Classic things to measure/test include the improvement in time it takes to do or teach a specific task, first-time quality, error rates, end-user comfort, time on tools, and hard or soft improvements in safety. In some cases, the KPIs will have established benchmarks; otherwise you will need to establish the benchmarks and then measure. For your first projects, bias toward use cases that will bring immediate value and are easily measured (or have existing benchmarks).
Technical Platform Approach
When possible, take the long-term approach and pursue an XR platform over a point-solution. This will provide cross-functional features like setting up proper security, users, roles and master data management. A platform will also scale with your business, including the use of open development standards that make it easier to add new teams and integrate to new systems.
In addition, platforms are usually device-agnostic so they support new hardware as it's released to the market, which is important with the rapid technology advances being made. Case in point, an Accenture client using the Upskill Skylight platform began its XR initiative by developing for a specific pair of smart glasses. Later the team seamlessly switched to a new and improved device, thanks to the platform-based approach that supported all major smart glass vendors.

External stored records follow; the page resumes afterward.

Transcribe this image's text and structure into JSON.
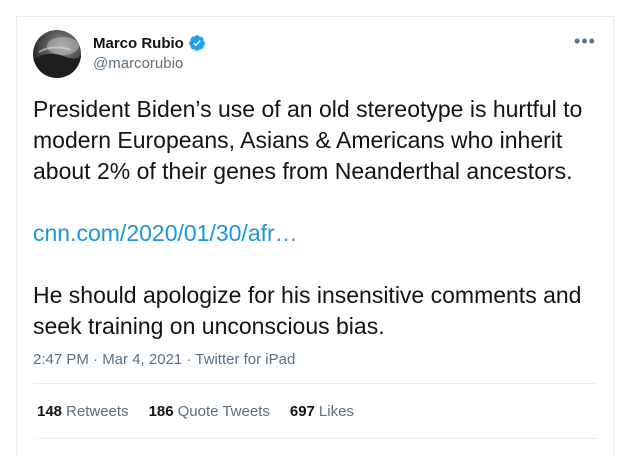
{
  "tweet": {
    "author": {
      "display_name": "Marco Rubio",
      "handle": "@marcorubio",
      "verified": true
    },
    "more_label": "•••",
    "text": {
      "paragraph1": "President Biden’s use of an old stereotype is hurtful to modern Europeans, Asians & Americans who inherit about 2% of their genes from Neanderthal ancestors.",
      "link": "cnn.com/2020/01/30/afr…",
      "paragraph2": "He should apologize for his insensitive comments and seek training on unconscious bias."
    },
    "meta": "2:47 PM · Mar 4, 2021 · Twitter for iPad",
    "stats": {
      "retweets_count": "148",
      "retweets_label": "Retweets",
      "quote_count": "186",
      "quote_label": "Quote Tweets",
      "likes_count": "697",
      "likes_label": "Likes"
    }
  },
  "colors": {
    "link": "#1b95e0",
    "secondary_text": "#5b7083",
    "verified": "#1da1f2",
    "divider": "#e6ecf0"
  },
  "icons": {
    "verified": "verified-badge-icon",
    "more": "more-options-icon"
  }
}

In another example, an Aerospace & Defense client used a platform-based approach to equip its engineering and design teams with an XR application for assembling aircrafts. When the business case called for expansion, the team extended the functionality to equip warehouse inventory teams distributed across the country. The expanded XR solution saved significant costs by minimizing the need for inventory specialists to travel to manufacturing facilities to confirm available supplies.
The onboarding process should help employees understand the new XR technology and become comfortable with using it in their day-to-day tasks. Focus on ways the tool can help them do their job better or more safely. Supply adequate time for training and include a ramp-up period. Designate a XR champion who believes in the application to share the value proposition and demonstrate the benefits.
Additional changes at the policy level include:
- Expand the mobility policy—Revise the organization’s existing mobility policies to include XR hardware. As just one example, Accenture helped a client assess and rewrite its mobility policies to include smart-glass specific considerations, including data privacy and recording parameters.
Before rolling out the XR application, think through the procedures for daily use by employees. Much of this is common sense but may be overlooked in the design and development process. For example, dedicate an easily accessible physical space at each job site or warehouse to store the devices securely with ample access to power outlets.
Decide on a check out/check in system such as scanning a bar code on the device itself. Determine how often the devices will need to be charged depending on the battery life and consider using pre-charged swappable batteries. Maintain proper hygiene and sanitize the devices regularly. Finally, develop a process for what happens if a device needs maintenance and have back-up devices ready.
To learn more onboarding tips and discuss how to fast-track your XR enterprise application for design, engineering, manufacturing or operations, contact me at firstname.lastname@example.org and visit our Accenture XR site.